▶ **GIVEN DATA**
####

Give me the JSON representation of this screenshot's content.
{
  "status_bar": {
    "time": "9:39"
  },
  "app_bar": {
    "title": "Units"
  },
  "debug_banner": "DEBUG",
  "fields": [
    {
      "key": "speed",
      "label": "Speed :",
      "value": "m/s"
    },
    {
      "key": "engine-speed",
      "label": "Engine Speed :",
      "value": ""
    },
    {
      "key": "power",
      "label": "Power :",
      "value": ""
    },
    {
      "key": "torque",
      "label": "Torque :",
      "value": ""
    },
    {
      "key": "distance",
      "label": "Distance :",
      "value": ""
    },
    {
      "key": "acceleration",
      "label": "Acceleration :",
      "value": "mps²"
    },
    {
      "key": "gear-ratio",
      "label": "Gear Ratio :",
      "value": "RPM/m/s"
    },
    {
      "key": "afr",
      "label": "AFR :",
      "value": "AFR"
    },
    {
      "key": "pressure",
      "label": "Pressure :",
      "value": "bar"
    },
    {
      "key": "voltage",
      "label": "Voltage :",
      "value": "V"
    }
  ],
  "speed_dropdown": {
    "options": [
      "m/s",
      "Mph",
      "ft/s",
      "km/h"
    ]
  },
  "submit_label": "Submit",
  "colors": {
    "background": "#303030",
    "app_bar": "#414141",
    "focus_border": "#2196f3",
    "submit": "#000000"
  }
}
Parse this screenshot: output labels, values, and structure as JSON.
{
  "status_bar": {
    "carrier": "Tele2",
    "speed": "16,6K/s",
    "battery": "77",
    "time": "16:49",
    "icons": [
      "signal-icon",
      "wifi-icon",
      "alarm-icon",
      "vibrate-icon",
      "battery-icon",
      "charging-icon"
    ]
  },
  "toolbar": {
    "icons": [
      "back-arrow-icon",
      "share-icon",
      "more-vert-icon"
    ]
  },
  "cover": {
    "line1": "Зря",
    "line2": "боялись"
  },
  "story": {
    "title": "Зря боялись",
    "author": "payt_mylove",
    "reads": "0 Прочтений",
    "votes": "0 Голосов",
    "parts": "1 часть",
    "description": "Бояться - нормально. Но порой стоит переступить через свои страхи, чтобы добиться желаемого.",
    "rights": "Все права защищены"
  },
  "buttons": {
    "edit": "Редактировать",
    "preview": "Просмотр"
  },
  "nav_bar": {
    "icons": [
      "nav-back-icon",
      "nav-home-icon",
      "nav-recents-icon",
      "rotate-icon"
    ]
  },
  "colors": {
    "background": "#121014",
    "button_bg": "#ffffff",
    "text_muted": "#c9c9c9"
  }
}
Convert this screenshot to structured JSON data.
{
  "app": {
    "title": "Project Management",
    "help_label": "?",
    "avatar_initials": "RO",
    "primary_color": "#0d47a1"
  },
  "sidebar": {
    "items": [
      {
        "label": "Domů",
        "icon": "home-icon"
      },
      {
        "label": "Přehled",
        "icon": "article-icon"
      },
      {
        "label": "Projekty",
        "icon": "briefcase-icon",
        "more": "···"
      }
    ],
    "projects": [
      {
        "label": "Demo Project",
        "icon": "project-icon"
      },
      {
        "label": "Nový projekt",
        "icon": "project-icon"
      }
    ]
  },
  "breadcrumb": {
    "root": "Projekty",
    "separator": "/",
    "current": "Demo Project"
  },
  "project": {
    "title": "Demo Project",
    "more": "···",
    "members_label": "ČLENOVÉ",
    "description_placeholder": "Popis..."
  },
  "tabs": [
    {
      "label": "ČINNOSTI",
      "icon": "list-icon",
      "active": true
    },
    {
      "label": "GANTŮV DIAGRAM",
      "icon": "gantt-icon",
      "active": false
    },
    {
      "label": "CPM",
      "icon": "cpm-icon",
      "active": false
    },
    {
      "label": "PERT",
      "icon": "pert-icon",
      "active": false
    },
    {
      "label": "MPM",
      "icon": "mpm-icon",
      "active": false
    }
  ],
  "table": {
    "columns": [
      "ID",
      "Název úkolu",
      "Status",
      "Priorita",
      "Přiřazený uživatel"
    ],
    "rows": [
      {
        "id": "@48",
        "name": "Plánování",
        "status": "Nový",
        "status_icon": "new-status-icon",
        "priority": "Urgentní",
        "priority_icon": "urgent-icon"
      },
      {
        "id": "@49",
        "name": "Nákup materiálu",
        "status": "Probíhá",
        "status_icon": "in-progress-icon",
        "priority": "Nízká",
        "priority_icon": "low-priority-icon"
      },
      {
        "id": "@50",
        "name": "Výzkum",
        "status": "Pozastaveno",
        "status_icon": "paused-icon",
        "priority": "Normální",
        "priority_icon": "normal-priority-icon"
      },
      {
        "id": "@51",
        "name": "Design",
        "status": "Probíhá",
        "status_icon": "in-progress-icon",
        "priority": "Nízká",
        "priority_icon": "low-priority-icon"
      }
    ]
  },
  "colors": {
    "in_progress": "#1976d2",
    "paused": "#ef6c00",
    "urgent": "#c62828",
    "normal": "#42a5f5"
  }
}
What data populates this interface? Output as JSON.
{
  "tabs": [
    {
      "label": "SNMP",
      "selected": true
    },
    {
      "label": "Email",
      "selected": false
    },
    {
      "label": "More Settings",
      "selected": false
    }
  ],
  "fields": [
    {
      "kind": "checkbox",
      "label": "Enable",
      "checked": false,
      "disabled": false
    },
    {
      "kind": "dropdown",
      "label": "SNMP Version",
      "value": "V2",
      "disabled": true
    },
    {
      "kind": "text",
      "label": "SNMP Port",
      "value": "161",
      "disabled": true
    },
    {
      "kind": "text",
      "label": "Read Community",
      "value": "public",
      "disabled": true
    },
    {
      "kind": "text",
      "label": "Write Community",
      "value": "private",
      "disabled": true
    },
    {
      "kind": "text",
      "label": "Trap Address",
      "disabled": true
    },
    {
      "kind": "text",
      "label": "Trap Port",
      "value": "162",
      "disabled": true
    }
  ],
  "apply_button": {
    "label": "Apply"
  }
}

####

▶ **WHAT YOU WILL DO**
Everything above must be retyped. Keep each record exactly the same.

▶ **WRITTEN RESPONSE**
Give me the JSON representation of this screenshot's content.
{
  "status_bar": {
    "time": "9:39"
  },
  "app_bar": {
    "title": "Units"
  },
  "debug_banner": "DEBUG",
  "fields": [
    {
      "key": "speed",
      "label": "Speed :",
      "value": "m/s"
    },
    {
      "key": "engine-speed",
      "label": "Engine Speed :",
      "value": ""
    },
    {
      "key": "power",
      "label": "Power :",
      "value": ""
    },
    {
      "key": "torque",
      "label": "Torque :",
      "value": ""
    },
    {
      "key": "distance",
      "label": "Distance :",
      "value": ""
    },
    {
      "key": "acceleration",
      "label": "Acceleration :",
      "value": "mps²"
    },
    {
      "key": "gear-ratio",
      "label": "Gear Ratio :",
      "value": "RPM/m/s"
    },
    {
      "key": "afr",
      "label": "AFR :",
      "value": "AFR"
    },
    {
      "key": "pressure",
      "label": "Pressure :",
      "value": "bar"
    },
    {
      "key": "voltage",
      "label": "Voltage :",
      "value": "V"
    }
  ],
  "speed_dropdown": {
    "options": [
      "m/s",
      "Mph",
      "ft/s",
      "km/h"
    ]
  },
  "submit_label": "Submit",
  "colors": {
    "background": "#303030",
    "app_bar": "#414141",
    "focus_border": "#2196f3",
    "submit": "#000000"
  }
}
Parse this screenshot: output labels, values, and structure as JSON.
{
  "status_bar": {
    "carrier": "Tele2",
    "speed": "16,6K/s",
    "battery": "77",
    "time": "16:49",
    "icons": [
      "signal-icon",
      "wifi-icon",
      "alarm-icon",
      "vibrate-icon",
      "battery-icon",
      "charging-icon"
    ]
  },
  "toolbar": {
    "icons": [
      "back-arrow-icon",
      "share-icon",
      "more-vert-icon"
    ]
  },
  "cover": {
    "line1": "Зря",
    "line2": "боялись"
  },
  "story": {
    "title": "Зря боялись",
    "author": "payt_mylove",
    "reads": "0 Прочтений",
    "votes": "0 Голосов",
    "parts": "1 часть",
    "description": "Бояться - нормально. Но порой стоит переступить через свои страхи, чтобы добиться желаемого.",
    "rights": "Все права защищены"
  },
  "buttons": {
    "edit": "Редактировать",
    "preview": "Просмотр"
  },
  "nav_bar": {
    "icons": [
      "nav-back-icon",
      "nav-home-icon",
      "nav-recents-icon",
      "rotate-icon"
    ]
  },
  "colors": {
    "background": "#121014",
    "button_bg": "#ffffff",
    "text_muted": "#c9c9c9"
  }
}
Convert this screenshot to structured JSON data.
{
  "app": {
    "title": "Project Management",
    "help_label": "?",
    "avatar_initials": "RO",
    "primary_color": "#0d47a1"
  },
  "sidebar": {
    "items": [
      {
        "label": "Domů",
        "icon": "home-icon"
      },
      {
        "label": "Přehled",
        "icon": "article-icon"
      },
      {
        "label": "Projekty",
        "icon": "briefcase-icon",
        "more": "···"
      }
    ],
    "projects": [
      {
        "label": "Demo Project",
        "icon": "project-icon"
      },
      {
        "label": "Nový projekt",
        "icon": "project-icon"
      }
    ]
  },
  "breadcrumb": {
    "root": "Projekty",
    "separator": "/",
    "current": "Demo Project"
  },
  "project": {
    "title": "Demo Project",
    "more": "···",
    "members_label": "ČLENOVÉ",
    "description_placeholder": "Popis..."
  },
  "tabs": [
    {
      "label": "ČINNOSTI",
      "icon": "list-icon",
      "active": true
    },
    {
      "label": "GANTŮV DIAGRAM",
      "icon": "gantt-icon",
      "active": false
    },
    {
      "label": "CPM",
      "icon": "cpm-icon",
      "active": false
    },
    {
      "label": "PERT",
      "icon": "pert-icon",
      "active": false
    },
    {
      "label": "MPM",
      "icon": "mpm-icon",
      "active": false
    }
  ],
  "table": {
    "columns": [
      "ID",
      "Název úkolu",
      "Status",
      "Priorita",
      "Přiřazený uživatel"
    ],
    "rows": [
      {
        "id": "@48",
        "name": "Plánování",
        "status": "Nový",
        "status_icon": "new-status-icon",
        "priority": "Urgentní",
        "priority_icon": "urgent-icon"
      },
      {
        "id": "@49",
        "name": "Nákup materiálu",
        "status": "Probíhá",
        "status_icon": "in-progress-icon",
        "priority": "Nízká",
        "priority_icon": "low-priority-icon"
      },
      {
        "id": "@50",
        "name": "Výzkum",
        "status": "Pozastaveno",
        "status_icon": "paused-icon",
        "priority": "Normální",
        "priority_icon": "normal-priority-icon"
      },
      {
        "id": "@51",
        "name": "Design",
        "status": "Probíhá",
        "status_icon": "in-progress-icon",
        "priority": "Nízká",
        "priority_icon": "low-priority-icon"
      }
    ]
  },
  "colors": {
    "in_progress": "#1976d2",
    "paused": "#ef6c00",
    "urgent": "#c62828",
    "normal": "#42a5f5"
  }
}
What data populates this interface? Output as JSON.
{
  "tabs": [
    {
      "label": "SNMP",
      "selected": true
    },
    {
      "label": "Email",
      "selected": false
    },
    {
      "label": "More Settings",
      "selected": false
    }
  ],
  "fields": [
    {
      "kind": "checkbox",
      "label": "Enable",
      "checked": false,
      "disabled": false
    },
    {
      "kind": "dropdown",
      "label": "SNMP Version",
      "value": "V2",
      "disabled": true
    },
    {
      "kind": "text",
      "label": "SNMP Port",
      "value": "161",
      "disabled": true
    },
    {
      "kind": "text",
      "label": "Read Community",
      "value": "public",
      "disabled": true
    },
    {
      "kind": "text",
      "label": "Write Community",
      "value": "private",
      "disabled": true
    },
    {
      "kind": "text",
      "label": "Trap Address",
      "disabled": true
    },
    {
      "kind": "text",
      "label": "Trap Port",
      "value": "162",
      "disabled": true
    }
  ],
  "apply_button": {
    "label": "Apply"
  }
}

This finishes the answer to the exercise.